Visiting our local councils is a great experience! The commitment and enthusiasm of our commissioners is energizing—and their questions are often thought-provoking.
By now, you probably know that the 2015 unit service Journey to Excellence goals for districts and councils include significant changes. One is the elimination of the traditional 3-to-1 ratio (an average of three units served by each commissioner). That raised an interesting question during a recent visit: “What are you really telling us? Are commissioners less important?” An interesting perspective—and far from the intent of the change.
Consider this: The ratio objective was replaced with a unit retention objective. For years we’ve said that commissioners “own” retention. In 2015, we’re going to measure the impact of the work we do. That’s a good thing. Unit retention is critical to Scouting’s success, and that means commissioners are important.
Or this: Our simple and unified approach to unit service calls for us to “provide an adequate number of trained commissioners who provide a link to district committees in support of a quality unit program.” “Adequate” isn’t defined; that was intentional. The needs of each unit service team in our local councils will determine the “adequate” number of trained commissioners to help our units better serve more kids through Scouting.
In our last issue, we talked about the five “P’s” of recruiting commissioners: Preparation, Passion, Potential, Priorities, and Poaching. An “adequate” number of trained commissioners has a lot to do with Priorities. Even the most dedicated commissioner’s obligations at home or at work may make it impossible to take on three units. Our single greatest challenge in unit service is sustaining new units and, as a result, the Unit Performance Guide methodology calls for us to assign a dedicated unit commissioner to each new unit for its first 36 months. Priorities may require more commissioners to serve units effectively.
Unit service is all about impact. By changing our performance metric to unit retention, rather than the ratio of units to commissioners, we’re focusing on the impact commissioners should have on the units they serve. In Scouting’s second century, unit service is more important than ever, and that’s exactly what this change tells us.

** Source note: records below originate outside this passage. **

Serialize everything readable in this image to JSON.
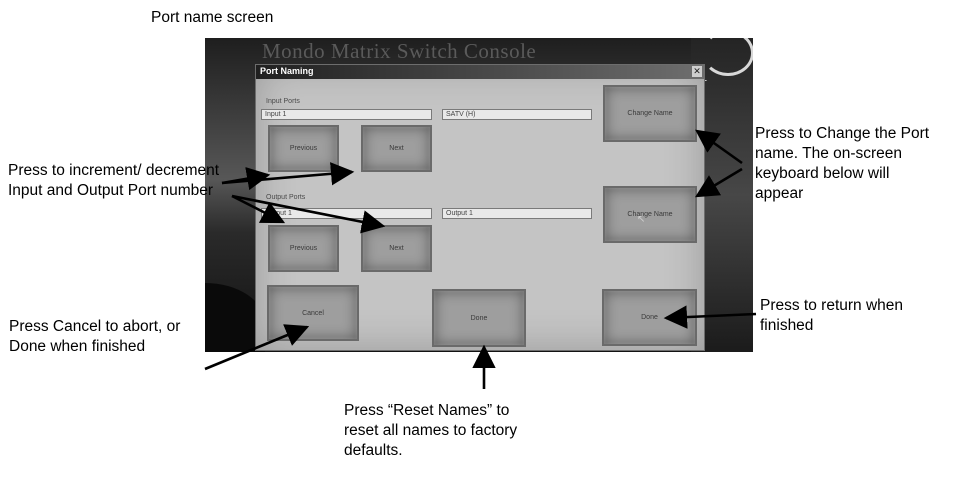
{
  "figure": {
    "caption_title": "Port name screen"
  },
  "console_background": {
    "title": "Mondo Matrix Switch Console",
    "strip_mark": "1"
  },
  "dialog": {
    "title": "Port Naming",
    "close_icon": "close-icon",
    "input_ports": {
      "label": "Input Ports",
      "current_port": "Input 1",
      "name_value": "SATV (H)",
      "previous_label": "Previous",
      "next_label": "Next",
      "change_name_label": "Change Name"
    },
    "output_ports": {
      "label": "Output Ports",
      "current_port": "Output 1",
      "name_value": "Output 1",
      "previous_label": "Previous",
      "next_label": "Next",
      "change_name_label": "Change Name"
    },
    "cancel_label": "Cancel",
    "reset_names_label": "Done",
    "done_label": "Done"
  },
  "annotations": {
    "increment": "Press to increment/ decrement Input and Output Port number",
    "change_name": "Press to Change the Port name. The on-screen keyboard below will appear",
    "cancel_done": "Press Cancel to abort, or Done when finished",
    "reset_names": "Press “Reset Names” to reset all names to factory defaults.",
    "return": "Press to return when finished"
  },
  "colors": {
    "dialog_face": "#c4c4c4",
    "button_face": "#9e9e9e",
    "titlebar_dark": "#202020"
  }
}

The need to recruit commissioners hasn’t changed. It’s continuous. Use the five “P’s” to ensure we have an “adequate” number of them.